Affordable Access

A biologic function for an "orphan" messenger: D-myo-inositol 3,4,5,6-tetrakisphosphate selectively blocks epithelial calcium-activated chloride channels.

Publication Date
  • Research Article
  • Biology
  • Medicine

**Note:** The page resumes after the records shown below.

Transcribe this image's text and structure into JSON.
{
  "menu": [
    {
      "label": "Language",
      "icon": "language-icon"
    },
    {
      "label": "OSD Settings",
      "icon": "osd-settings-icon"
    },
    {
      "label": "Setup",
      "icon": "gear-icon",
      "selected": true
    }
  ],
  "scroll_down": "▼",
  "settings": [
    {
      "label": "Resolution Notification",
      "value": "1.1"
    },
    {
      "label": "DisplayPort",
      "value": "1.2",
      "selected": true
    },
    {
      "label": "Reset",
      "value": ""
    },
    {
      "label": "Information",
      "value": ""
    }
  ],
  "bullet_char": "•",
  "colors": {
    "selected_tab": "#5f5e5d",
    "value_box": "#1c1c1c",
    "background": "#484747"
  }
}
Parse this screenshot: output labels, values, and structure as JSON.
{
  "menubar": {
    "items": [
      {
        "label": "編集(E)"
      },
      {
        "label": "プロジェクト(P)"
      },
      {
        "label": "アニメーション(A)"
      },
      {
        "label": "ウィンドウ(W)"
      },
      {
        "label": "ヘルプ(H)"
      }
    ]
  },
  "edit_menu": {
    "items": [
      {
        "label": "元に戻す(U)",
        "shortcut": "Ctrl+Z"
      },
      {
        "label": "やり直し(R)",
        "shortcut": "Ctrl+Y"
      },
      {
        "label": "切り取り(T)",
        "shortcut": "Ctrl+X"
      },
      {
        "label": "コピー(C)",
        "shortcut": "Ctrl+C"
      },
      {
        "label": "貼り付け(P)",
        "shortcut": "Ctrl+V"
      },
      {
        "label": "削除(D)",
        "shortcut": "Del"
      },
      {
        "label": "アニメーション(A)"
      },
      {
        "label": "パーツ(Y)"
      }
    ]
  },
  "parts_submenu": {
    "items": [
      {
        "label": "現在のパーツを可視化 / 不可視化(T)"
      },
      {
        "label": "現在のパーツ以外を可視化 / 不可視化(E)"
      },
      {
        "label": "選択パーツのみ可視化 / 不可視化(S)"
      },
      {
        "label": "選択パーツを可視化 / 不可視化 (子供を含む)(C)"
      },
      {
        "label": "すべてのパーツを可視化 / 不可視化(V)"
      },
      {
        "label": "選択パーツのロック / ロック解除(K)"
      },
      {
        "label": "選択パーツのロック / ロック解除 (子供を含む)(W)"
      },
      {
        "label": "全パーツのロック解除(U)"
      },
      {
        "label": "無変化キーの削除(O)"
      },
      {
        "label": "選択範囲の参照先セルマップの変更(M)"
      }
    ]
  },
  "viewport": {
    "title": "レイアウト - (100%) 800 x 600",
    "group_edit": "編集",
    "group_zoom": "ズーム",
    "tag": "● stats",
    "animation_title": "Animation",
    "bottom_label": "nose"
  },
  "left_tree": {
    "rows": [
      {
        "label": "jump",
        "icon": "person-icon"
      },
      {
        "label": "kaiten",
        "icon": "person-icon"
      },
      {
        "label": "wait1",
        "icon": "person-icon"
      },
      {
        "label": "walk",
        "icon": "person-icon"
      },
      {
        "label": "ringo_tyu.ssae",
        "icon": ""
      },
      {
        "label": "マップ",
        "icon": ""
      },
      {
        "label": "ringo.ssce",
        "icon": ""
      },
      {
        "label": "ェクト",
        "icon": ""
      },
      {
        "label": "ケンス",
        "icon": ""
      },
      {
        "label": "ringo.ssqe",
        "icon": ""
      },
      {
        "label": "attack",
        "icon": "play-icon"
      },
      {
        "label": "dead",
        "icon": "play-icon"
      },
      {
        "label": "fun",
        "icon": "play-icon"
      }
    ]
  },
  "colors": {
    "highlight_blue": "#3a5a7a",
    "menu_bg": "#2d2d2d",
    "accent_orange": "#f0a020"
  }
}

Inositol phosphates are a family of water-soluble intracellular signaling molecules derived from membrane inositol phospholipids. They undergo a variety of complex interconversion pathways, and their levels are dynamically regulated within the cytosol in response to a variety of agonists. Relatively little is known about the biological function of most members of this family, with the exception of inositol 1,4,5-trisphosphate. Specifically, the biological functions of inositol tetrakisphosphates are largely obscure. In this paper, we report that D-myo-inositol 3,4,5,6-tetrakisphosphate (D-Ins(3,4,5,6)P4) has a direct biphasic (activation/inhibition) effect on an epithelial Ca(2+)-activated chloride channel. The effect of D-Ins(3,4,5,6)P4 is not mimicked by other inositol tetrakisphosphate isomers, is dependent on the prevailing calcium concentration, and is influenced when channels are phosphorylated by calmodulin kinase II. The predominant effect of D-Ins(3,4,5,6)P4 on phosphorylated channels is inhibitory at levels of intracellular calcium observed in stimulated cells. Our findings indicate the biological function of a molecule hitherto considered as an "orphan" messenger. They suggest that the molecular target for D-Ins(3,4,5,6)P4 is a plasma membrane Ca(2+)-activated chloride channel. Regulation of this channel by D-Ins(3,4,5,6)P4 and Ca2+ may have therapeutic implications for the disease states of both diabetic nephropathy and cystic fibrosis.

There are no comments yet on this publication. Be the first to share your thoughts.


Seen <100 times